Material for this exercise -
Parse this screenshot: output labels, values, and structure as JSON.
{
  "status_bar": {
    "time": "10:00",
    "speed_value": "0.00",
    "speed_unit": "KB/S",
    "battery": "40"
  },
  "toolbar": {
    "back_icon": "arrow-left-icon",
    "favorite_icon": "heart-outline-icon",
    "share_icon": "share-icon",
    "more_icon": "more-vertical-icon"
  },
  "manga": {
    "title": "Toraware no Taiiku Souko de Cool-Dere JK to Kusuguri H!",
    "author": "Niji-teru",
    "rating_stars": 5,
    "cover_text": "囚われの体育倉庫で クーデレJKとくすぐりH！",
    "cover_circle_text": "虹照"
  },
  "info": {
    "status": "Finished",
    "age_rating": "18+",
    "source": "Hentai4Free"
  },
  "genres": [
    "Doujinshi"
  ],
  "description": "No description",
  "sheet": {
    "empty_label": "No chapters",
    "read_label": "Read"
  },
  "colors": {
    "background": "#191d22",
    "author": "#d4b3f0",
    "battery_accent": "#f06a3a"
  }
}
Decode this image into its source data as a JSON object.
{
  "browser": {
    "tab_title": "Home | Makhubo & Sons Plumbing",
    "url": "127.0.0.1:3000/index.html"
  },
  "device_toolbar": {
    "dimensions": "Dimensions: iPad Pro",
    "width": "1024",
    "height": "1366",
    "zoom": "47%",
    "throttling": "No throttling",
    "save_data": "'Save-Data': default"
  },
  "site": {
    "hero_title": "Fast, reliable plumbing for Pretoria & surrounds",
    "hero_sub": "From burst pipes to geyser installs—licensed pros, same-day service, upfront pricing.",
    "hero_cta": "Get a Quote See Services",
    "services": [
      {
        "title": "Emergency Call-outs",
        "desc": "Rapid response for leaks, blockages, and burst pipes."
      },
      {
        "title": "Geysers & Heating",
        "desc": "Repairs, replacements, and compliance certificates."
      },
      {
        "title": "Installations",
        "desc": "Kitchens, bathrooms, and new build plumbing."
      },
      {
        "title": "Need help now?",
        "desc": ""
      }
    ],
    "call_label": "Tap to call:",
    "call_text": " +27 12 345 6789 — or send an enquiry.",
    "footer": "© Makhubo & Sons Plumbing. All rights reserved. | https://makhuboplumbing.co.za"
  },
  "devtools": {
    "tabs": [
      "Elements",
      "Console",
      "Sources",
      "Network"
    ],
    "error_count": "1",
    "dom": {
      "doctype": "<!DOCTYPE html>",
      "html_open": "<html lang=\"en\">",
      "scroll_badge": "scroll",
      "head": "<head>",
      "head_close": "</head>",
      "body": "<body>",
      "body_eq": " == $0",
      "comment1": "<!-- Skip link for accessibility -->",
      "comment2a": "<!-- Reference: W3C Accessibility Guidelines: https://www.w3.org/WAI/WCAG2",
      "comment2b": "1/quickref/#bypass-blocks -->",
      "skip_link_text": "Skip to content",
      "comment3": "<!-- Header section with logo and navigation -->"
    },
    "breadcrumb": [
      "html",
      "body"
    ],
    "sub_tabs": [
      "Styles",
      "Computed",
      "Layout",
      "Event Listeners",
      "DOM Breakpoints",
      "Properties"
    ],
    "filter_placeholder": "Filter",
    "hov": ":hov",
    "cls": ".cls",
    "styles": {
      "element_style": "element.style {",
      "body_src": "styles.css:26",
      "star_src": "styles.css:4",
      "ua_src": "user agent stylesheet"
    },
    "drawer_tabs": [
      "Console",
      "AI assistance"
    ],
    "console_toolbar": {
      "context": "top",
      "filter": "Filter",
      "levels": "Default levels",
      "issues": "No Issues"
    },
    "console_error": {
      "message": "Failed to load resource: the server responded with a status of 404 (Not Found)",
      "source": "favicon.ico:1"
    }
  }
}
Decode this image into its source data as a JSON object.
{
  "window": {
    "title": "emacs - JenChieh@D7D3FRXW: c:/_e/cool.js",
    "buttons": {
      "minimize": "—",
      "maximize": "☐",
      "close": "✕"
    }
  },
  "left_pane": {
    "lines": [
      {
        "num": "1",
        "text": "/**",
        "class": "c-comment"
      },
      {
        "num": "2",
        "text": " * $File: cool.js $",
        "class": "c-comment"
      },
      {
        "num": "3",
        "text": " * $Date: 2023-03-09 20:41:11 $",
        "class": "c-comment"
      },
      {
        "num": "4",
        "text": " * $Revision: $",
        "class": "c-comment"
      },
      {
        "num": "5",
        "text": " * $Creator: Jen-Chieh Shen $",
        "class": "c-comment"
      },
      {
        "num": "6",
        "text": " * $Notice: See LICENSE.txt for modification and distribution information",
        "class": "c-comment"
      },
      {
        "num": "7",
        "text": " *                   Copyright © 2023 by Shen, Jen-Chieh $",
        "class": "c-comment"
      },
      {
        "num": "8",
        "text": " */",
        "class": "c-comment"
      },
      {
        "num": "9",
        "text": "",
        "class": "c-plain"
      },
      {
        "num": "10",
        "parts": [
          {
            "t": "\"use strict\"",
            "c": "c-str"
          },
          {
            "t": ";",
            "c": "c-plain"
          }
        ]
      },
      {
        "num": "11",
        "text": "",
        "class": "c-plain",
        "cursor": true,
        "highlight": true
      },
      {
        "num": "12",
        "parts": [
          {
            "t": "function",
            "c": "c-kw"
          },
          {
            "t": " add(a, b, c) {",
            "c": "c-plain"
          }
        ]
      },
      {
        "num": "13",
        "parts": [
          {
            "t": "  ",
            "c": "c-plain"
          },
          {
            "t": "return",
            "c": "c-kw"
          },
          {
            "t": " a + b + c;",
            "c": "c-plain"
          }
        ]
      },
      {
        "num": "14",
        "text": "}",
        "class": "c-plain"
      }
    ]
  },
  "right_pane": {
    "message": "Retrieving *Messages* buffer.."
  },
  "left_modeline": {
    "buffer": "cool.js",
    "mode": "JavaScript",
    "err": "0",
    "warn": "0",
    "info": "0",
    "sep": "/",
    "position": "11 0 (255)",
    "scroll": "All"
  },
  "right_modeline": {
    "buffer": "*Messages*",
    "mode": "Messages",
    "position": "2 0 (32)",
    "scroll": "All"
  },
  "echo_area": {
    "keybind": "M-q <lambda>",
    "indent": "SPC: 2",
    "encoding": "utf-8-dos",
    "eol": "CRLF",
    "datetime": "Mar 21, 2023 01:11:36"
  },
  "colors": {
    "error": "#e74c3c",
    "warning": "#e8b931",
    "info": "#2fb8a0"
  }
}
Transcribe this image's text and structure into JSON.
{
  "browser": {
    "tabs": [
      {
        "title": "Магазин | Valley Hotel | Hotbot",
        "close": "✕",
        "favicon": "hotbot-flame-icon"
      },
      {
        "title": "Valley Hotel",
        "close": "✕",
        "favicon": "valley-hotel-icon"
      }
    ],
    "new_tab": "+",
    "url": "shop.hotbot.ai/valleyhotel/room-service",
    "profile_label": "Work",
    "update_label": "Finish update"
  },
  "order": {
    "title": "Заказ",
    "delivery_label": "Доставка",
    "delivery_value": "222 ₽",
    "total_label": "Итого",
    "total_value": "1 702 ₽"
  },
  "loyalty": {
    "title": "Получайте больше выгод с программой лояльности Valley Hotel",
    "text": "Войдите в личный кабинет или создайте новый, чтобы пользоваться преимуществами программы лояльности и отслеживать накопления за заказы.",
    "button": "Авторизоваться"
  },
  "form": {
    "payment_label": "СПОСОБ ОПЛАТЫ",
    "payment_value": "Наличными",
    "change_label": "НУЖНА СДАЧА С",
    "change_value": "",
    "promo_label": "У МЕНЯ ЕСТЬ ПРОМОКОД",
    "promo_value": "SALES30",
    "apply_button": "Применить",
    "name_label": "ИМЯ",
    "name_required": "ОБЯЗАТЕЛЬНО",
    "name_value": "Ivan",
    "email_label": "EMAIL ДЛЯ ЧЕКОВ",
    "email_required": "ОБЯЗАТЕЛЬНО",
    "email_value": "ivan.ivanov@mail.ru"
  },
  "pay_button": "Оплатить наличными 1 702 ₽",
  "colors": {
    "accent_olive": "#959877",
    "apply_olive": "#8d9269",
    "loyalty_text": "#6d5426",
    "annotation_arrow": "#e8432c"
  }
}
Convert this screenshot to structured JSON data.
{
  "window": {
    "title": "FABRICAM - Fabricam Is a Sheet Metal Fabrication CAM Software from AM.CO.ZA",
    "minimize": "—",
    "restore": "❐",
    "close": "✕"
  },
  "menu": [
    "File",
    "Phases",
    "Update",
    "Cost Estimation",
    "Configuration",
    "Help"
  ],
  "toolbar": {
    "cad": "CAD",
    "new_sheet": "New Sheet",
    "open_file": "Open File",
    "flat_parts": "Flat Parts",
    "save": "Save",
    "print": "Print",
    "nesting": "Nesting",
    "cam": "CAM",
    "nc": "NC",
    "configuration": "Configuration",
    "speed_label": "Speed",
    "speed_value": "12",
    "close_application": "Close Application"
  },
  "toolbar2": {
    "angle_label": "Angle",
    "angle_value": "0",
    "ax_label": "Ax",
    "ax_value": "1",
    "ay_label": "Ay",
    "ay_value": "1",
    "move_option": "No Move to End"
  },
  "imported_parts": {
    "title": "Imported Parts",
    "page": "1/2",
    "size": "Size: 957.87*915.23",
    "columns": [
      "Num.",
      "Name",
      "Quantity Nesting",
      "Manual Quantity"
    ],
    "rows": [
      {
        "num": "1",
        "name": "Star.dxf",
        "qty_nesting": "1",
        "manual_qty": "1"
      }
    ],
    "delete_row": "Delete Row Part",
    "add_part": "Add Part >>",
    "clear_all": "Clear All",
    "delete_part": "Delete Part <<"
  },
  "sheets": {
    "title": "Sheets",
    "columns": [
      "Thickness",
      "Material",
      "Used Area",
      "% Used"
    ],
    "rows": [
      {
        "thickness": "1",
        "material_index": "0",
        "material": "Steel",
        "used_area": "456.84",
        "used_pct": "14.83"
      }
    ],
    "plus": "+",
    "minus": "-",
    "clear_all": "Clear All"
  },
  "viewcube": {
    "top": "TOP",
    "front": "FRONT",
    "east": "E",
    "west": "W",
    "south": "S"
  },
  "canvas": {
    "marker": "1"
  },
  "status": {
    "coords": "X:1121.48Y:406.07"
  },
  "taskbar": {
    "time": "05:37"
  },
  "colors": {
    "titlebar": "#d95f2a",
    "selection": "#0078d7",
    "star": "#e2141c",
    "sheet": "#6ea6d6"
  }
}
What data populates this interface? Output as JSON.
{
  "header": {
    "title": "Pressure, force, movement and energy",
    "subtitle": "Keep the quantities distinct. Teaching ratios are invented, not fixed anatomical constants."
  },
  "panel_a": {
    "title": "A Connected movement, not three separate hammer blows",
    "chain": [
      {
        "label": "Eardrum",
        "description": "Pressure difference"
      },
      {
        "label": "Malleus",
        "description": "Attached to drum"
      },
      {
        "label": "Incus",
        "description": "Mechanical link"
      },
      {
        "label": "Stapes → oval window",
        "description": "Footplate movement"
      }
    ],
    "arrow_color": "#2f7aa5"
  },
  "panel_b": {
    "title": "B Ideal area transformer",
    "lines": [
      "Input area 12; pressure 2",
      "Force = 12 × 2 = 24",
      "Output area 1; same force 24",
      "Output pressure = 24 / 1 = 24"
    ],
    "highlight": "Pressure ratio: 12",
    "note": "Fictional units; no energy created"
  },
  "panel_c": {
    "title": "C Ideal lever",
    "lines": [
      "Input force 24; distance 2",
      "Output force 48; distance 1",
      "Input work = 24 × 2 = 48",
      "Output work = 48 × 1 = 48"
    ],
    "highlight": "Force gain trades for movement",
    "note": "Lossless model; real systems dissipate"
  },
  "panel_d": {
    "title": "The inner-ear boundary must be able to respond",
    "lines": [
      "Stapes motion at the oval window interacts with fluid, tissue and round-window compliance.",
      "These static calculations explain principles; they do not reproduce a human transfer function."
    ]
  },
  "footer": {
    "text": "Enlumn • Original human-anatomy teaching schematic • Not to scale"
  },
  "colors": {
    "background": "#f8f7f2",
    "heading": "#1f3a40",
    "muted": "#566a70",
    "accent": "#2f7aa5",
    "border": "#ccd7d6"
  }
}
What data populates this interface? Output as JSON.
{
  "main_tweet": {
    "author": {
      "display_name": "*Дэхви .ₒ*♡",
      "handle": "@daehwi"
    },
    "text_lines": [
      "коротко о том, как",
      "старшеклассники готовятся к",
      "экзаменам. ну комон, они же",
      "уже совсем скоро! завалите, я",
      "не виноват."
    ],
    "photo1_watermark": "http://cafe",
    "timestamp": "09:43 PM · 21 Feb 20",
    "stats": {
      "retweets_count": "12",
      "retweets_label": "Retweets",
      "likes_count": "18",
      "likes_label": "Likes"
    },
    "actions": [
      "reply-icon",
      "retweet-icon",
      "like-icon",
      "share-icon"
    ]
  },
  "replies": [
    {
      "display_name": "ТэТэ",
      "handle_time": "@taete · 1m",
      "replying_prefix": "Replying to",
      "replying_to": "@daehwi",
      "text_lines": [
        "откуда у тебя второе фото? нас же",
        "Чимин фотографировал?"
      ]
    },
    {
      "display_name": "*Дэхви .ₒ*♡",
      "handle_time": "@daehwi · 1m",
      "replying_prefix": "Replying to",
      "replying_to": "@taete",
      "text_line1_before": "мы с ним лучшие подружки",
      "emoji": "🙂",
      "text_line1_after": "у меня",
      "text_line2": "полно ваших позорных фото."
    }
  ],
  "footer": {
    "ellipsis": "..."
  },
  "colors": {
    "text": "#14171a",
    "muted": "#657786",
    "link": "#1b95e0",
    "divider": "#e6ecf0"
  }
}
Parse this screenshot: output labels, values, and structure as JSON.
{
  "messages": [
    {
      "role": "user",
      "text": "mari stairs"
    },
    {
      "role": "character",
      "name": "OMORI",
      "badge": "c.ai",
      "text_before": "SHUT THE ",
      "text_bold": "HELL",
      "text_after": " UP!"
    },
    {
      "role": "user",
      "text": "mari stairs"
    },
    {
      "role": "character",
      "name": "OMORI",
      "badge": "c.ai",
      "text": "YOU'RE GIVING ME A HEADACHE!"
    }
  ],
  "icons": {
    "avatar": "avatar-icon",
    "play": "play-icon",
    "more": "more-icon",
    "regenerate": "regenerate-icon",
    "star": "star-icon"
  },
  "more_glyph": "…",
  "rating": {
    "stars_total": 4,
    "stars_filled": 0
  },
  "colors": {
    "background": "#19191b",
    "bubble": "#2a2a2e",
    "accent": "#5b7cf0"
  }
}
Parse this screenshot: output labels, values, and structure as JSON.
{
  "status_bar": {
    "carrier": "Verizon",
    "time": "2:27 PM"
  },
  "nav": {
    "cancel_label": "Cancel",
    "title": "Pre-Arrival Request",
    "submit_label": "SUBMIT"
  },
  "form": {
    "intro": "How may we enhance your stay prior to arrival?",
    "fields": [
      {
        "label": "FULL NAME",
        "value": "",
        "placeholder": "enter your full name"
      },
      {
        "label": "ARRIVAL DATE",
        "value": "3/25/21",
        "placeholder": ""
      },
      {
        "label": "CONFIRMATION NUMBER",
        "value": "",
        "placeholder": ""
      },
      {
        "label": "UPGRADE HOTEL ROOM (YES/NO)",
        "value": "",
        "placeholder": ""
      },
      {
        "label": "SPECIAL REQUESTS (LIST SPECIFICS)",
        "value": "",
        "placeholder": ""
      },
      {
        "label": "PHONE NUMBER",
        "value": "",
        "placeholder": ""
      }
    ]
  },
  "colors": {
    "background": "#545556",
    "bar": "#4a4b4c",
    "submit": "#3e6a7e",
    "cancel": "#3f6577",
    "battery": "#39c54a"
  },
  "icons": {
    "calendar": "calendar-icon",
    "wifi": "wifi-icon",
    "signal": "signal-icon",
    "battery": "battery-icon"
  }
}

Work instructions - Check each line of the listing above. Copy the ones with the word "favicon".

Written answer -
      "source": "favicon.ico:1"
        "favicon": "hotbot-flame-icon"
        "favicon": "valley-hotel-icon"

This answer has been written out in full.